[Data items]
━━━━━━━━━━━━━━━━━━━━━━━━━━━━━━

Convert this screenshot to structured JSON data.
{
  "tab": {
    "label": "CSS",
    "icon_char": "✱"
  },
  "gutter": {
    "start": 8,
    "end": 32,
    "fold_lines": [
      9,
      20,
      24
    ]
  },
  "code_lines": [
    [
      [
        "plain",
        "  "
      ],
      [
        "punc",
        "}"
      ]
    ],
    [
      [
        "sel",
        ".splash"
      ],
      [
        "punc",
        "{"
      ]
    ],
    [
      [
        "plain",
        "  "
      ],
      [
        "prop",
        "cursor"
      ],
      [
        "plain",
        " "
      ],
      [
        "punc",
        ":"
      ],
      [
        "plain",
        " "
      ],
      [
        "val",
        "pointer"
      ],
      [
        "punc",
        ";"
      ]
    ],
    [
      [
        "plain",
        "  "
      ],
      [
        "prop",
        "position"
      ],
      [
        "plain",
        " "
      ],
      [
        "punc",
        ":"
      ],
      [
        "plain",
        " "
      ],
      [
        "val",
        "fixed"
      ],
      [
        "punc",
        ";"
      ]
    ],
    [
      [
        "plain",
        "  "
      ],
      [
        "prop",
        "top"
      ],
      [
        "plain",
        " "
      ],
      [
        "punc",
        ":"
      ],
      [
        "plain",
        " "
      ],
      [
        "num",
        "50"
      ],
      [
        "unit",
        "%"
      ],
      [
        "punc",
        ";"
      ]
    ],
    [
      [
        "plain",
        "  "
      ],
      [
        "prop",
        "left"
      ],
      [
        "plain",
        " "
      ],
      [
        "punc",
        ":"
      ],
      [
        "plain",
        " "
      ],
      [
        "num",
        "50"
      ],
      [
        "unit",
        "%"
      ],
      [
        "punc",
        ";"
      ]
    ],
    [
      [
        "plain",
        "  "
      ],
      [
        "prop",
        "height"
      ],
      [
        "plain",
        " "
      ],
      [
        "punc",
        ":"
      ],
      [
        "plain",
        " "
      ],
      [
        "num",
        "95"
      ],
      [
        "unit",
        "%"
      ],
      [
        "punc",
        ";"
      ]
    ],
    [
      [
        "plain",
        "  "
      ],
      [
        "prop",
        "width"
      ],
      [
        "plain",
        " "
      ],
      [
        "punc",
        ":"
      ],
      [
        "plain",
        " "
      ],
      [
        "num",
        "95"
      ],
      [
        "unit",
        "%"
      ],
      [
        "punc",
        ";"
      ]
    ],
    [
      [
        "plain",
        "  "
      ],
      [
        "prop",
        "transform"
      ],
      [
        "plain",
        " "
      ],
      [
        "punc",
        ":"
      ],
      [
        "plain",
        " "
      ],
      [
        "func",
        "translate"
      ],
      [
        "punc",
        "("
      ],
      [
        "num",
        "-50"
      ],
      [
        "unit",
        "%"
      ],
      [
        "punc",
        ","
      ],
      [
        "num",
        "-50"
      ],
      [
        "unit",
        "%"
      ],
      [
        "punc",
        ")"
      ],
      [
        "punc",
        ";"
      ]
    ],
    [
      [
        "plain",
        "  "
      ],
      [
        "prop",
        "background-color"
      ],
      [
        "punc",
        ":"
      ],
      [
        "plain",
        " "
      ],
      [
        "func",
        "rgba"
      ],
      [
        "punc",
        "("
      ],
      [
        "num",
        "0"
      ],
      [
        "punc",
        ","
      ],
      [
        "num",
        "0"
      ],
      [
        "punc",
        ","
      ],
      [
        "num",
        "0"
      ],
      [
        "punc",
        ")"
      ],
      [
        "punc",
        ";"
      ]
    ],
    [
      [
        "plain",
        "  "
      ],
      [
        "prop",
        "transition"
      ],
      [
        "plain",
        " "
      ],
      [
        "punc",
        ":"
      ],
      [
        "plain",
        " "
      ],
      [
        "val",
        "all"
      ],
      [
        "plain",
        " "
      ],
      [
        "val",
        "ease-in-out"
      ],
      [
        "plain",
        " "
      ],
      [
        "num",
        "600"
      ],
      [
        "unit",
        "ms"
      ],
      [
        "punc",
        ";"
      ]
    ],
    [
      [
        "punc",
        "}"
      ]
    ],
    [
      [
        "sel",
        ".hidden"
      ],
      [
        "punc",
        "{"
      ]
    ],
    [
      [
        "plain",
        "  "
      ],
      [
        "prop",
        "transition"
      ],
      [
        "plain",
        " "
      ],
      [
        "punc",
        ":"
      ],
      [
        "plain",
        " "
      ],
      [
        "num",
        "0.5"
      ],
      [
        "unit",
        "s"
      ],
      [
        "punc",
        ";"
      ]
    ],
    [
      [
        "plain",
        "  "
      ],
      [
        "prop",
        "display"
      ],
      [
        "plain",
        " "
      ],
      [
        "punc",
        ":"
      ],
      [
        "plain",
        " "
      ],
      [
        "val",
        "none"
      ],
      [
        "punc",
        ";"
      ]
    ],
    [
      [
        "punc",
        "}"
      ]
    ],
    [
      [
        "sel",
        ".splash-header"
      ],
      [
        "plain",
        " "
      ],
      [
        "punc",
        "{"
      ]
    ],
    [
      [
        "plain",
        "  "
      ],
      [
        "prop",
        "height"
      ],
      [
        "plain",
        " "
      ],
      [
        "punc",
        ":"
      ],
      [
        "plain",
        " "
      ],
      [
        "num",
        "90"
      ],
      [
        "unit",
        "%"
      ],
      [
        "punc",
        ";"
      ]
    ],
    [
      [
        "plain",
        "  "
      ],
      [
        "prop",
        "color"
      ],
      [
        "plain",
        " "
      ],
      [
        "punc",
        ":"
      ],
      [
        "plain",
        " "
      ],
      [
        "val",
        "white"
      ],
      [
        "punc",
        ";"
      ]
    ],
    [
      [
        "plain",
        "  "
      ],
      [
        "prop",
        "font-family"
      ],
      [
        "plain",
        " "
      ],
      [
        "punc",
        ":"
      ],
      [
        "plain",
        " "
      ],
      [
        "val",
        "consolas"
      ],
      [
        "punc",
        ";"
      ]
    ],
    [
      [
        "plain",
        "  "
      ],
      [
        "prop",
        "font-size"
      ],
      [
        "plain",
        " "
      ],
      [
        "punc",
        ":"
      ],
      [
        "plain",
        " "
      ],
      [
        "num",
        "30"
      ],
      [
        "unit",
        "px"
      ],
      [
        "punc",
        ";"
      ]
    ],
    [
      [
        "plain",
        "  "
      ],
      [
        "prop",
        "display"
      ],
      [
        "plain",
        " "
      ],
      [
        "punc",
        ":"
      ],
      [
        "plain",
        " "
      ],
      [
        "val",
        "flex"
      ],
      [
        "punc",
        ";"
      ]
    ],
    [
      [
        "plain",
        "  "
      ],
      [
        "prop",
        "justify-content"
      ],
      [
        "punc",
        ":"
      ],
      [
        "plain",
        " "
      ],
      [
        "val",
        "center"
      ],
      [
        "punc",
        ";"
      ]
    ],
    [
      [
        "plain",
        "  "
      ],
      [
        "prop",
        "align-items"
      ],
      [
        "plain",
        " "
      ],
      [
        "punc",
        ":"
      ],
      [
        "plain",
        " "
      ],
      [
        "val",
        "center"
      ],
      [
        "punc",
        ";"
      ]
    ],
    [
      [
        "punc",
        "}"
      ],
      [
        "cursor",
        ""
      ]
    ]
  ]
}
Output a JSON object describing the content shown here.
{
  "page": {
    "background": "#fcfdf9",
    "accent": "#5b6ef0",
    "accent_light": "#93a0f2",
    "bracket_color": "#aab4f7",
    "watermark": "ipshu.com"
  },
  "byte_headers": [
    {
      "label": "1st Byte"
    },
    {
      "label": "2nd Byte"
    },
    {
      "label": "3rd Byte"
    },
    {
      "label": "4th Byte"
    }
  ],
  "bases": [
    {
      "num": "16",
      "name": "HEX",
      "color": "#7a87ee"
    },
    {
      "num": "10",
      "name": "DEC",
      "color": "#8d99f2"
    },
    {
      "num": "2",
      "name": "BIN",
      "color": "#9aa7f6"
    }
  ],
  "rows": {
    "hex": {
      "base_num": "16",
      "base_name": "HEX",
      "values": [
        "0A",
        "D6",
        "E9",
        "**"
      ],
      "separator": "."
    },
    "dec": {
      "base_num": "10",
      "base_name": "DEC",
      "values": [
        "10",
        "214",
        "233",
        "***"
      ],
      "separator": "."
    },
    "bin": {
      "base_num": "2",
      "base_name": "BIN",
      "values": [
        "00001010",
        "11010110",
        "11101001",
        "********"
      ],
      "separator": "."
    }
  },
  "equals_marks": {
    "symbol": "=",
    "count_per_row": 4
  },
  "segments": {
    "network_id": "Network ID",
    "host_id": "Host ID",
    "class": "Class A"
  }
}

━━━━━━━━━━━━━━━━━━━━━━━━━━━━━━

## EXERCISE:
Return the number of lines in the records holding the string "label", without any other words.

## ANSWER BELOW:
5